The 52-year-old political neophyte began testing her affinity for politics after leaving a 10-year stint with the online auction site last January. She served as finance chairwoman for Mitt Romney's presidential campaign and then as a national co-chair of John McCain's.
"California faces challenges unlike any other time in its history -- a weak and faltering economy, massive job losses and an exploding state budget deficit," Whitman said in a statement on her Web site. "California is better than this, and I refuse to stand by and watch it fail."
Whitman was not available for interviews Monday, said her spokesman, Mitch Zak.
Whitman will face Insurance Commissioner Steve Poizner, another wealthy former Silicon Valley executive, and former Rep. Tom Campbell, in the Republican primary in June 2010.
Whichever candidate emerges from the GOP field will face a stiff challenge in the 2010 general election as the party continues to lose voters. Republicans accounted for 31.4 percent of registered voters last November, a slide of more than 3 percentage points since the 2004 elections. The party, which has grown more conservative in recent years as California voters have become more centrist, has been shedding voters for more than a decade as the ranks of independents in California has grown.
President Barack Obama defeated Republican challenger John McCain by 24 percentage points last year, the widest margin in a California presidential race since World War II.
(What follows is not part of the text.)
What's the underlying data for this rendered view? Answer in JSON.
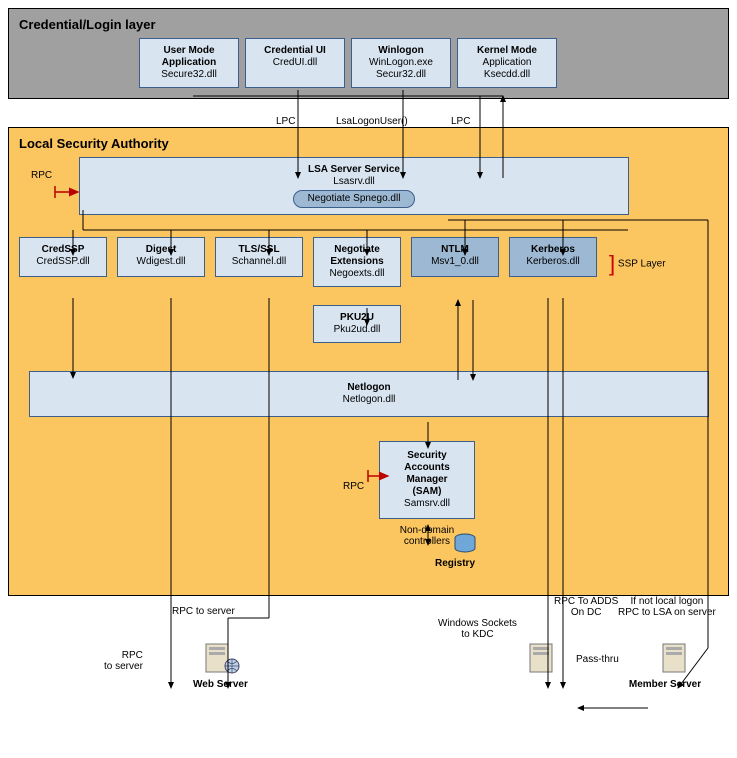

Former GOP Gov. Pete Wilson, who will serve as Whitman's campaign chairman, said the party needs a compelling candidate like Whitman to revive itself.
"I think that she will be sort of a classic California Republican who demands that money be spent wisely, and not too much of it, and not more than we have," Wilson said in an interview Monday. "She will definitely be a taxpayer's friend and a friend to the people who create jobs."
Whitman promoted her financial experience during the presidential campaign but has not revealed her positions on social issues such as abortion, stem-cell research and the death penalty. She supported the gay marriage ban approved by California voters in November.
Poizner is also considered a social moderate. His communications director, Kevin Spillane, said Whitman's decision is a sign of strength for the state GOP.
"Campaigns are about differences and we look forward to Meg Whitman and other Republican candidates joining Steve Poizner in a vigorous discussion about who has the hands-on experience, innovative ideas and conservative instincts to save California," Spillane said in a statement.
Whitman's announcement Monday that she had formed an exploratory committee is the first step toward an official run for governor. She had not reported any financial contributions to the secretary of state's office as of Monday.
Within hours of her announcement, a conservative attorney who is seeking the state party's nomination as vice chairman filed a complaint with the state's elections watchdog, the Fair Political Practices Commission.
Thomas Hudson alleges that Whitman has been running a de facto campaign for months but has failed to report thousands of dollars in spending as required by California law.
"It has been widely reported in the press that candidate has retained, hired and fired numerous campaign consultants, press assistants, pollsters, attorneys and campaign organizers over the last many months," Tom Hudson wrote.
In response, Zak said, "The complaint is a political stunt and has no merit."
The Republican nominee will face a crowded Democratic field that is expected to include former governor and current Attorney General Jerry Brown, San Francisco Mayor Gavin Newsom, Los Angeles Mayor Antonio Villaraigosa and Lt. Gov. John Garamendi. Sen. Dianne Feinstein has not said whether she will run or remain in Congress.
Gov. Arnold Schwarzenegger, a Republican, is prohibited from running again under the state's term-limits law and will leave office in January 2011. His moderate social and fiscal positions have often put him at odds with the state Republican Party and the Bush administration.